• _Action item_
Search term "icon": please copy every line of the records below that contains it.
Data supplied: Begin
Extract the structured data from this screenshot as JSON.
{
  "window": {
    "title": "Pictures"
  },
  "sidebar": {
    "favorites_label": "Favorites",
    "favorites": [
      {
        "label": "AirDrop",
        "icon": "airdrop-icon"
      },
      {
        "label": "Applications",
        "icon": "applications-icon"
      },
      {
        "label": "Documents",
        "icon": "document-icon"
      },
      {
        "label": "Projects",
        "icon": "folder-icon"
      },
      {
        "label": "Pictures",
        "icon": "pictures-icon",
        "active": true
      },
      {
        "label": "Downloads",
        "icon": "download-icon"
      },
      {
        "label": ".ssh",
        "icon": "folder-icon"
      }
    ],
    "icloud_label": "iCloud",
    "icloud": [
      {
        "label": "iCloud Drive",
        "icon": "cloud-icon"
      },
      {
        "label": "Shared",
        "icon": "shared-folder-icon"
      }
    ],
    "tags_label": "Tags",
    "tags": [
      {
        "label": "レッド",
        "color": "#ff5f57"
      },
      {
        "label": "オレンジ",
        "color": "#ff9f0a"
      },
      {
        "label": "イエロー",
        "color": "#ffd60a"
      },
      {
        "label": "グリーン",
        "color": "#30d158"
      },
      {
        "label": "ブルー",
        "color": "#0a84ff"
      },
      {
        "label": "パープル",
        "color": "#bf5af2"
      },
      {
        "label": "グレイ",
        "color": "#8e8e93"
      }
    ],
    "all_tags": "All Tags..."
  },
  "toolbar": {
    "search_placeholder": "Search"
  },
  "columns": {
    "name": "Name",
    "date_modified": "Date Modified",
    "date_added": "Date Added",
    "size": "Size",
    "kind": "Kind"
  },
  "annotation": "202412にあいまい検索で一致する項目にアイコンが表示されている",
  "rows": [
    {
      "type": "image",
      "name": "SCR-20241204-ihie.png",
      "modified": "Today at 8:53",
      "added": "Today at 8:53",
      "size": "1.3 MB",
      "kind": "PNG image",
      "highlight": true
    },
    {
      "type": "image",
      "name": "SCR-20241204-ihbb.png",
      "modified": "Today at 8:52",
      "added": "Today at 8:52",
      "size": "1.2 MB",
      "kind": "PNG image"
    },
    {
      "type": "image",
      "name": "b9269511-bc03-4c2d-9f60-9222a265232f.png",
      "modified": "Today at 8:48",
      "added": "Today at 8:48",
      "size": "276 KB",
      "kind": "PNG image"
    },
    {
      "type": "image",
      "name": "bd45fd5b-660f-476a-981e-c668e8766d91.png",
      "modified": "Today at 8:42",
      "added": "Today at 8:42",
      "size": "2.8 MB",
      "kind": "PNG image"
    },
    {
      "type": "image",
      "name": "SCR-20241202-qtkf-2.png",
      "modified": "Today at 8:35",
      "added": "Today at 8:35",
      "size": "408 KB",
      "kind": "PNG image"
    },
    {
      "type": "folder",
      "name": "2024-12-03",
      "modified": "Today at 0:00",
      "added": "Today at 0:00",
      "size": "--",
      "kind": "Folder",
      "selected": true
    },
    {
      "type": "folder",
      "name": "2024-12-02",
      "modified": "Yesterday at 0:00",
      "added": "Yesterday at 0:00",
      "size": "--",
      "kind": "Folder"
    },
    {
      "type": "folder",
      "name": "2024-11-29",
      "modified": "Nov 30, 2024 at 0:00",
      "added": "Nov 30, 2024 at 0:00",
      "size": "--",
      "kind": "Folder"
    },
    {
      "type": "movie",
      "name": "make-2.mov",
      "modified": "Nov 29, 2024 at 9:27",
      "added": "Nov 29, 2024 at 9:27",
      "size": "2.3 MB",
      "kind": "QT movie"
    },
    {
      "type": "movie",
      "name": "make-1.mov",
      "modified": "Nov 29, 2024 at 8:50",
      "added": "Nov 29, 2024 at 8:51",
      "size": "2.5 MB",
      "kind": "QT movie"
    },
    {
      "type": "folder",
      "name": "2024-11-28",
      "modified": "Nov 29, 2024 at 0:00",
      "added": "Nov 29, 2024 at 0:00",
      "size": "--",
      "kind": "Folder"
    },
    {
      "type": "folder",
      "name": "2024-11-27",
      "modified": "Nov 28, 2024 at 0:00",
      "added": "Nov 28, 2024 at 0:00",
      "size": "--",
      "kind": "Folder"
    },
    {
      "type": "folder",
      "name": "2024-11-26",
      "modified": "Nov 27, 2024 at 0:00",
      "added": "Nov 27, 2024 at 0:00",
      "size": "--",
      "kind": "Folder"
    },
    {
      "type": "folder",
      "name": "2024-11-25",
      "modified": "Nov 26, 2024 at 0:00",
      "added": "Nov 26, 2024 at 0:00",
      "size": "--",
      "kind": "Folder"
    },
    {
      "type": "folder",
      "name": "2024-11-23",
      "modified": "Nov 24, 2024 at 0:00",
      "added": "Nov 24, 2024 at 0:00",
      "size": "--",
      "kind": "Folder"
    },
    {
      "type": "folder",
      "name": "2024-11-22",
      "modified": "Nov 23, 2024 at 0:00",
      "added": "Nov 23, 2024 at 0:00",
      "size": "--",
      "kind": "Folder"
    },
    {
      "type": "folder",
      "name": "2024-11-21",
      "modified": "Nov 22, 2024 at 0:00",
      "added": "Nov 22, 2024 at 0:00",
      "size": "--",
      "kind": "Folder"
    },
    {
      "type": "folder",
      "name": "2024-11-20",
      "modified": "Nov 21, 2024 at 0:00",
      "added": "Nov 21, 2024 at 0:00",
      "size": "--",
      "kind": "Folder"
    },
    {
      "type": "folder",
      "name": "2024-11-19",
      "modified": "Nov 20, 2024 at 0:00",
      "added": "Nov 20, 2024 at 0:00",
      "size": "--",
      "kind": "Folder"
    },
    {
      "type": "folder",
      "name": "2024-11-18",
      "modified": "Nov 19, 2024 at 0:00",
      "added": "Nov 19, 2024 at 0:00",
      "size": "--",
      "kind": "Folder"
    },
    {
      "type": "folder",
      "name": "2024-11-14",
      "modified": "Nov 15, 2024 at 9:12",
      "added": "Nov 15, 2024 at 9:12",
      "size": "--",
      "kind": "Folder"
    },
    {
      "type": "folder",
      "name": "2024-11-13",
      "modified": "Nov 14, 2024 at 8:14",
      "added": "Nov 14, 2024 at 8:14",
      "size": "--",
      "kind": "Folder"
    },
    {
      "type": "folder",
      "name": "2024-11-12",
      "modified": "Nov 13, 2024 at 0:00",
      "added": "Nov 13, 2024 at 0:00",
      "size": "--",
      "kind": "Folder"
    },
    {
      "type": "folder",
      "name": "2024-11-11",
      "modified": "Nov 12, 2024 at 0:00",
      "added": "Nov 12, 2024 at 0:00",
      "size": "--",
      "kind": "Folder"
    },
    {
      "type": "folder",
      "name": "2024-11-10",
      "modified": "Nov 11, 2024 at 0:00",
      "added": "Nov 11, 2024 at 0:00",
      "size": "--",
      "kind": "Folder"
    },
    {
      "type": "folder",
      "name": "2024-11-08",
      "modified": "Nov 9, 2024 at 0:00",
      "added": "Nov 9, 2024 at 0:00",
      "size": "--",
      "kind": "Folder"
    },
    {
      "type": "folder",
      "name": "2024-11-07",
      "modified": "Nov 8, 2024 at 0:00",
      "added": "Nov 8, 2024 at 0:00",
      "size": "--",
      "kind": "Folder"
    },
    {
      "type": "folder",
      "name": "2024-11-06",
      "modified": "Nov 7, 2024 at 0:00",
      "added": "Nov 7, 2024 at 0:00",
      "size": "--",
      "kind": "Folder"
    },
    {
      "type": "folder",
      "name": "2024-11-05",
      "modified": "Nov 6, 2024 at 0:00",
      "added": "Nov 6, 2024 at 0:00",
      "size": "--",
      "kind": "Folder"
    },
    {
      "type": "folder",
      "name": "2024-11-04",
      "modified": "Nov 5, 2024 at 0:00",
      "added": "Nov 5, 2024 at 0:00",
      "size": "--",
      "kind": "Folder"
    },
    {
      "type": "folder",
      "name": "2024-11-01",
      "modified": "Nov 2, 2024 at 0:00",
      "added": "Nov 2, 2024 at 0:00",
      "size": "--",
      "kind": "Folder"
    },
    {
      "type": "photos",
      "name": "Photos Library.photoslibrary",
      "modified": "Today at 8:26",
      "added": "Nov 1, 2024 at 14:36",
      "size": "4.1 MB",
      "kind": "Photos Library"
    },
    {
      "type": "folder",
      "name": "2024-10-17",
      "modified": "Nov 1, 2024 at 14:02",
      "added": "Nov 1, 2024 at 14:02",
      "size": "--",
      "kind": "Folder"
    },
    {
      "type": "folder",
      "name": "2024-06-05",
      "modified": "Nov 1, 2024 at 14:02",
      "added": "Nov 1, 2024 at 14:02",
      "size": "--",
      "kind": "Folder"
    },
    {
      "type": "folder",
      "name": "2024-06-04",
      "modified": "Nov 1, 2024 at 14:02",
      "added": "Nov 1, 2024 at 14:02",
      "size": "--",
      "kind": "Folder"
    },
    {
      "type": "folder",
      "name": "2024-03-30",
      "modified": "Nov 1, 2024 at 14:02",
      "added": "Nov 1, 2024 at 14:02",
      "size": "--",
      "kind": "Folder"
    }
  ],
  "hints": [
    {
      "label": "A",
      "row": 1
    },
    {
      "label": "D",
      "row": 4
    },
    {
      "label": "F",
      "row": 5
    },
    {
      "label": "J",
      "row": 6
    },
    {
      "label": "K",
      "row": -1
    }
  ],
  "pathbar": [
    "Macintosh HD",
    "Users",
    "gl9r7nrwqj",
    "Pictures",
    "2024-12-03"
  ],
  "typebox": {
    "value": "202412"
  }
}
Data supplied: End
• _Task response_
        "icon": "airdrop-icon"
        "icon": "applications-icon"
        "icon": "document-icon"
        "icon": "folder-icon"
        "icon": "pictures-icon",
        "icon": "download-icon"
        "icon": "folder-icon"
        "icon": "cloud-icon"
        "icon": "shared-folder-icon"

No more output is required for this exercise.